Exercise objective
Which lines hold the string "chevron"? Copy each of them from the material below.

(Entries shown Opens)

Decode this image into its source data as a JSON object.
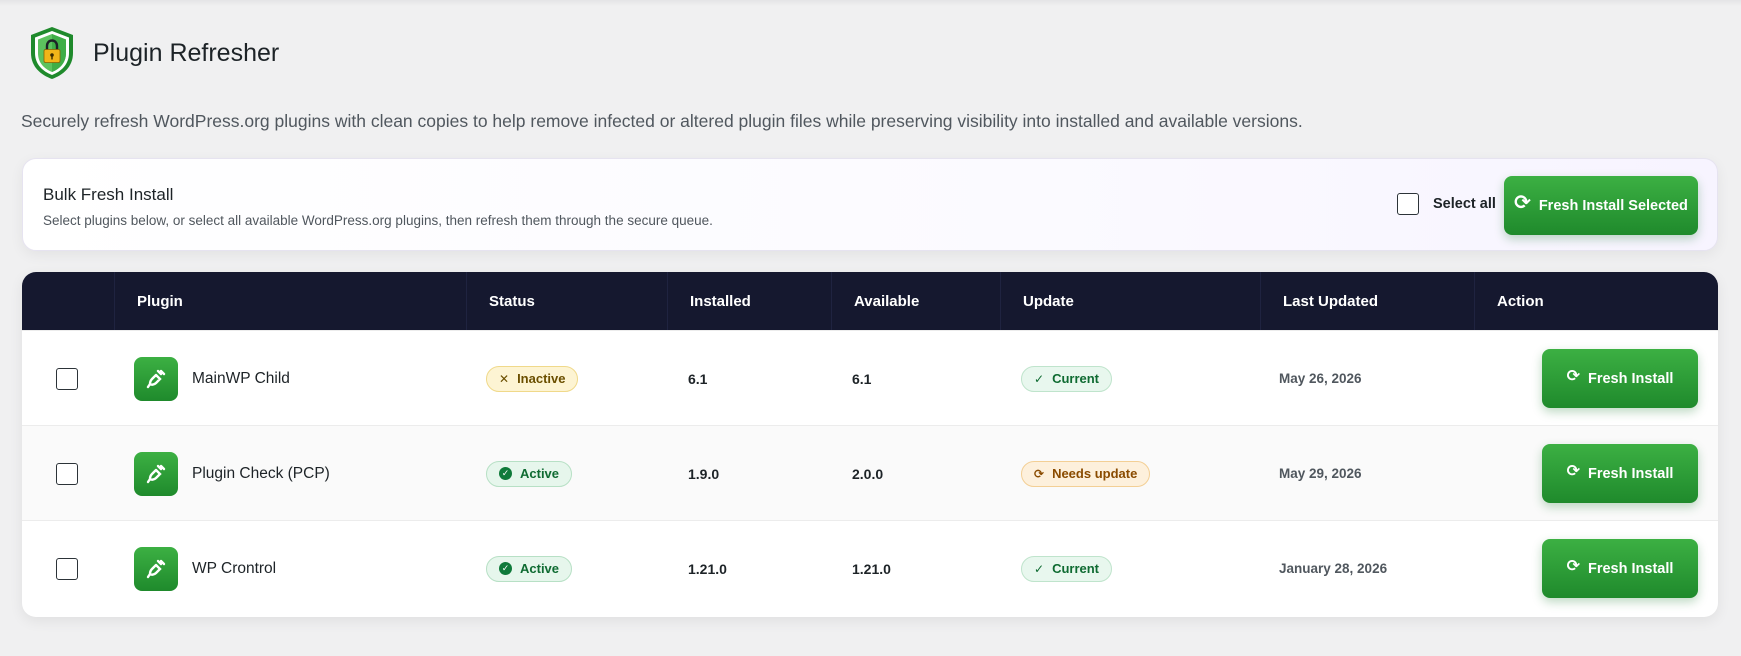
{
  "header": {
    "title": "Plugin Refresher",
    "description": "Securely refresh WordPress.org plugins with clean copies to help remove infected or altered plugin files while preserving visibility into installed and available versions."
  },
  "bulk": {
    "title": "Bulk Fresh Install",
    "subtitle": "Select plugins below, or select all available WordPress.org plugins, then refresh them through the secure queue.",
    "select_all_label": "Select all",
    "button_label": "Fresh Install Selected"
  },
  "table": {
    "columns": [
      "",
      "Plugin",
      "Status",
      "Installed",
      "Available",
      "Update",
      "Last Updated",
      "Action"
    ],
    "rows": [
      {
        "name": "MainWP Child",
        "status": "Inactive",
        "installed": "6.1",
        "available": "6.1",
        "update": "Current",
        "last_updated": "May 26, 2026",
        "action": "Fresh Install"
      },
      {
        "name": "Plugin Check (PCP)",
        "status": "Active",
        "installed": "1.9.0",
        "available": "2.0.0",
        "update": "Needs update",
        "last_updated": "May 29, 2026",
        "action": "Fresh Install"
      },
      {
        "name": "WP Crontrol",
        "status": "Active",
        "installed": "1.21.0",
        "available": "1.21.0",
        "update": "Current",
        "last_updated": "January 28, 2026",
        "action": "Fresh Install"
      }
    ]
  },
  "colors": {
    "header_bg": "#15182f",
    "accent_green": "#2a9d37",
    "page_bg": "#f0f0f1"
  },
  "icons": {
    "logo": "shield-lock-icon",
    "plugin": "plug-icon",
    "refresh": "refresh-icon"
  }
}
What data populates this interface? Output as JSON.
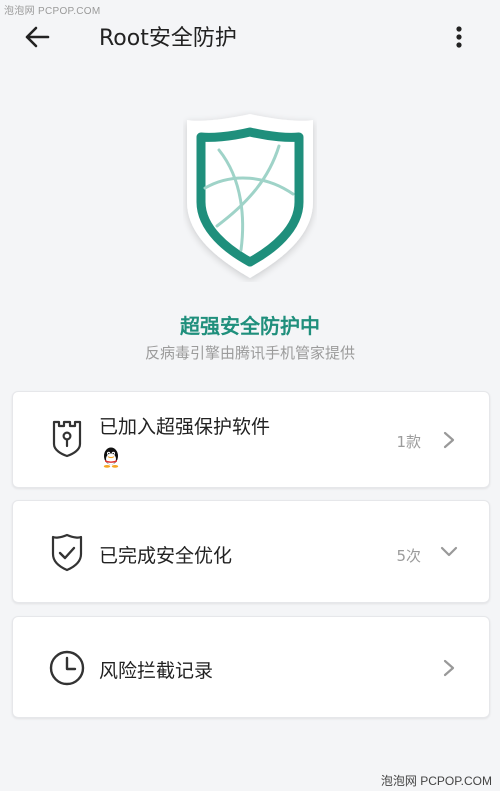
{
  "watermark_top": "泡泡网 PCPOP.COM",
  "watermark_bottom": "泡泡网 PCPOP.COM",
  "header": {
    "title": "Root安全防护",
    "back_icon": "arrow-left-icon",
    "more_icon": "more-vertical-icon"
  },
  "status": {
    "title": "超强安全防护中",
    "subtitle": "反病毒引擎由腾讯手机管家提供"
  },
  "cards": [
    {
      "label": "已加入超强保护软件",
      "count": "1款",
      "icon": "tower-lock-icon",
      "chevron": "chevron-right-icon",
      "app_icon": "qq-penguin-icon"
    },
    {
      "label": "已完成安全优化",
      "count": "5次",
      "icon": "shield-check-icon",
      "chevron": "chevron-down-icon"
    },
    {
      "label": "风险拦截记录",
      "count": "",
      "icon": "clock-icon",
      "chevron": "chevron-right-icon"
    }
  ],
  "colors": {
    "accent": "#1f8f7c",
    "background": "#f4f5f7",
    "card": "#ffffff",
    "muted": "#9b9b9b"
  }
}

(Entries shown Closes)

Exercise response
      "chevron": "chevron-right-icon",
      "chevron": "chevron-down-icon"
      "chevron": "chevron-right-icon"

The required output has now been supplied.